- _Try it_
Your task is to reproduce the entries below word for word.

- _Records for the exercise_
Content starts
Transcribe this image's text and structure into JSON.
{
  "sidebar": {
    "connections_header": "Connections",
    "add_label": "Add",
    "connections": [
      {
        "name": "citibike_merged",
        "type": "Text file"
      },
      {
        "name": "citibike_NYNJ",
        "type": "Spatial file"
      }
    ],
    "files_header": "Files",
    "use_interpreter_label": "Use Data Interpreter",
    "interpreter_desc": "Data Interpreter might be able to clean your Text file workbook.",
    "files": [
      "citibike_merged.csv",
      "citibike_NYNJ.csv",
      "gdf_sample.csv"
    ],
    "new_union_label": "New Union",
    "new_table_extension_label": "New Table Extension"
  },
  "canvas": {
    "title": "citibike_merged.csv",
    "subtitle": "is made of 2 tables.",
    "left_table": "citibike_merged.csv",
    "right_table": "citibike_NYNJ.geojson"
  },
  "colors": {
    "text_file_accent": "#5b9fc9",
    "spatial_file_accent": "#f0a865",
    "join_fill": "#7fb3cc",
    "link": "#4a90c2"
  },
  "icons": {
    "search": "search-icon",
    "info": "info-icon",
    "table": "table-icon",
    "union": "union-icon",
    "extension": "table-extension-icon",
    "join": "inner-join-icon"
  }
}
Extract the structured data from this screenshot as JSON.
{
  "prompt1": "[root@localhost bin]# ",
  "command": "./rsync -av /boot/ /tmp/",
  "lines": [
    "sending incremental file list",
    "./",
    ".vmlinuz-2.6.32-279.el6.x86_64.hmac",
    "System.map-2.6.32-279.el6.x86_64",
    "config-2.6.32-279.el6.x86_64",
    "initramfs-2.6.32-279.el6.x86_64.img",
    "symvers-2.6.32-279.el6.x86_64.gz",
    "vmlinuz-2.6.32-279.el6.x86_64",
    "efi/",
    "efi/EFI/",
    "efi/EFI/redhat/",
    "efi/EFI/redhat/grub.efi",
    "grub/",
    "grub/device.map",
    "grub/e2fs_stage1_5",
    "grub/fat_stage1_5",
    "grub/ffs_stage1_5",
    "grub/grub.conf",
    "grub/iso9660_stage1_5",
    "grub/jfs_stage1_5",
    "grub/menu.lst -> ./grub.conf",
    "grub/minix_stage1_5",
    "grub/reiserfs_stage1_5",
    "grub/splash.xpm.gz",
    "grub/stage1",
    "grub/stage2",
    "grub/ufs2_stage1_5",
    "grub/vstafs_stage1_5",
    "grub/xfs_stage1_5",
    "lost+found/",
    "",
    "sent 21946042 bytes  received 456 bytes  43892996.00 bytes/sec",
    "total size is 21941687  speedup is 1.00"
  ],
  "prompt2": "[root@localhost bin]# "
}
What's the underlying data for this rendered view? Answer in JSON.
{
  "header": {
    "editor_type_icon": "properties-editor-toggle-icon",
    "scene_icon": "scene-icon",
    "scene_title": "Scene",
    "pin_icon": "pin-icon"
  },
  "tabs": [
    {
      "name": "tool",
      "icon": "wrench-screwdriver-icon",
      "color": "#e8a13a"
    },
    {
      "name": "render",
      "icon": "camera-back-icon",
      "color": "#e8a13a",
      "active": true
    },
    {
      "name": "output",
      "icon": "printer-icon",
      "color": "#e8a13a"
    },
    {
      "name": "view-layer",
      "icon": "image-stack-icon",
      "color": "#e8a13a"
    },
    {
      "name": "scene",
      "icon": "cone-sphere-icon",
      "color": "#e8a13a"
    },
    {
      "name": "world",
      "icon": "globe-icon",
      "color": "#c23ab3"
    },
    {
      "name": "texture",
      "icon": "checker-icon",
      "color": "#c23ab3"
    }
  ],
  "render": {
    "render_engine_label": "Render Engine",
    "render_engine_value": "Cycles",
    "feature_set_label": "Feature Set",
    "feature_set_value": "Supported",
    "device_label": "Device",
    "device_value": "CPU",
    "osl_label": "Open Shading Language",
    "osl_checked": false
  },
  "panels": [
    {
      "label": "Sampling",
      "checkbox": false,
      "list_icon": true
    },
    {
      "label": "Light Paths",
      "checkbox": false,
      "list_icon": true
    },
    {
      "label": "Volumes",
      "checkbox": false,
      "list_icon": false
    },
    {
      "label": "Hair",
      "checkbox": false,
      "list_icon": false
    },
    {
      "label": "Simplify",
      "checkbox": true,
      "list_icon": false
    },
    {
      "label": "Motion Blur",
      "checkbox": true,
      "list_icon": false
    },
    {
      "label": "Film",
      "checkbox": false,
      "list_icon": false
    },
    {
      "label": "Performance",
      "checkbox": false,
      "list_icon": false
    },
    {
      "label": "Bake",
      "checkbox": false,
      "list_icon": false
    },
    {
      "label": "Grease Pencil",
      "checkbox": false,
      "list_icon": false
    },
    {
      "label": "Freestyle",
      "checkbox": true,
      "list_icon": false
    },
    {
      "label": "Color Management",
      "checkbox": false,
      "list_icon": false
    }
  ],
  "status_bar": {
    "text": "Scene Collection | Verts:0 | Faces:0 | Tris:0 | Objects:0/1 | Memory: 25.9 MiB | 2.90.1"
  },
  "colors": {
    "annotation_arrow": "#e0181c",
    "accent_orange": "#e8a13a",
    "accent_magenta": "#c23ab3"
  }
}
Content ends
- _Exercise response_
Transcribe this image's text and structure into JSON.
{
  "sidebar": {
    "connections_header": "Connections",
    "add_label": "Add",
    "connections": [
      {
        "name": "citibike_merged",
        "type": "Text file"
      },
      {
        "name": "citibike_NYNJ",
        "type": "Spatial file"
      }
    ],
    "files_header": "Files",
    "use_interpreter_label": "Use Data Interpreter",
    "interpreter_desc": "Data Interpreter might be able to clean your Text file workbook.",
    "files": [
      "citibike_merged.csv",
      "citibike_NYNJ.csv",
      "gdf_sample.csv"
    ],
    "new_union_label": "New Union",
    "new_table_extension_label": "New Table Extension"
  },
  "canvas": {
    "title": "citibike_merged.csv",
    "subtitle": "is made of 2 tables.",
    "left_table": "citibike_merged.csv",
    "right_table": "citibike_NYNJ.geojson"
  },
  "colors": {
    "text_file_accent": "#5b9fc9",
    "spatial_file_accent": "#f0a865",
    "join_fill": "#7fb3cc",
    "link": "#4a90c2"
  },
  "icons": {
    "search": "search-icon",
    "info": "info-icon",
    "table": "table-icon",
    "union": "union-icon",
    "extension": "table-extension-icon",
    "join": "inner-join-icon"
  }
}
Extract the structured data from this screenshot as JSON.
{
  "prompt1": "[root@localhost bin]# ",
  "command": "./rsync -av /boot/ /tmp/",
  "lines": [
    "sending incremental file list",
    "./",
    ".vmlinuz-2.6.32-279.el6.x86_64.hmac",
    "System.map-2.6.32-279.el6.x86_64",
    "config-2.6.32-279.el6.x86_64",
    "initramfs-2.6.32-279.el6.x86_64.img",
    "symvers-2.6.32-279.el6.x86_64.gz",
    "vmlinuz-2.6.32-279.el6.x86_64",
    "efi/",
    "efi/EFI/",
    "efi/EFI/redhat/",
    "efi/EFI/redhat/grub.efi",
    "grub/",
    "grub/device.map",
    "grub/e2fs_stage1_5",
    "grub/fat_stage1_5",
    "grub/ffs_stage1_5",
    "grub/grub.conf",
    "grub/iso9660_stage1_5",
    "grub/jfs_stage1_5",
    "grub/menu.lst -> ./grub.conf",
    "grub/minix_stage1_5",
    "grub/reiserfs_stage1_5",
    "grub/splash.xpm.gz",
    "grub/stage1",
    "grub/stage2",
    "grub/ufs2_stage1_5",
    "grub/vstafs_stage1_5",
    "grub/xfs_stage1_5",
    "lost+found/",
    "",
    "sent 21946042 bytes  received 456 bytes  43892996.00 bytes/sec",
    "total size is 21941687  speedup is 1.00"
  ],
  "prompt2": "[root@localhost bin]# "
}
What's the underlying data for this rendered view? Answer in JSON.
{
  "header": {
    "editor_type_icon": "properties-editor-toggle-icon",
    "scene_icon": "scene-icon",
    "scene_title": "Scene",
    "pin_icon": "pin-icon"
  },
  "tabs": [
    {
      "name": "tool",
      "icon": "wrench-screwdriver-icon",
      "color": "#e8a13a"
    },
    {
      "name": "render",
      "icon": "camera-back-icon",
      "color": "#e8a13a",
      "active": true
    },
    {
      "name": "output",
      "icon": "printer-icon",
      "color": "#e8a13a"
    },
    {
      "name": "view-layer",
      "icon": "image-stack-icon",
      "color": "#e8a13a"
    },
    {
      "name": "scene",
      "icon": "cone-sphere-icon",
      "color": "#e8a13a"
    },
    {
      "name": "world",
      "icon": "globe-icon",
      "color": "#c23ab3"
    },
    {
      "name": "texture",
      "icon": "checker-icon",
      "color": "#c23ab3"
    }
  ],
  "render": {
    "render_engine_label": "Render Engine",
    "render_engine_value": "Cycles",
    "feature_set_label": "Feature Set",
    "feature_set_value": "Supported",
    "device_label": "Device",
    "device_value": "CPU",
    "osl_label": "Open Shading Language",
    "osl_checked": false
  },
  "panels": [
    {
      "label": "Sampling",
      "checkbox": false,
      "list_icon": true
    },
    {
      "label": "Light Paths",
      "checkbox": false,
      "list_icon": true
    },
    {
      "label": "Volumes",
      "checkbox": false,
      "list_icon": false
    },
    {
      "label": "Hair",
      "checkbox": false,
      "list_icon": false
    },
    {
      "label": "Simplify",
      "checkbox": true,
      "list_icon": false
    },
    {
      "label": "Motion Blur",
      "checkbox": true,
      "list_icon": false
    },
    {
      "label": "Film",
      "checkbox": false,
      "list_icon": false
    },
    {
      "label": "Performance",
      "checkbox": false,
      "list_icon": false
    },
    {
      "label": "Bake",
      "checkbox": false,
      "list_icon": false
    },
    {
      "label": "Grease Pencil",
      "checkbox": false,
      "list_icon": false
    },
    {
      "label": "Freestyle",
      "checkbox": true,
      "list_icon": false
    },
    {
      "label": "Color Management",
      "checkbox": false,
      "list_icon": false
    }
  ],
  "status_bar": {
    "text": "Scene Collection | Verts:0 | Faces:0 | Tris:0 | Objects:0/1 | Memory: 25.9 MiB | 2.90.1"
  },
  "colors": {
    "annotation_arrow": "#e0181c",
    "accent_orange": "#e8a13a",
    "accent_magenta": "#c23ab3"
  }
}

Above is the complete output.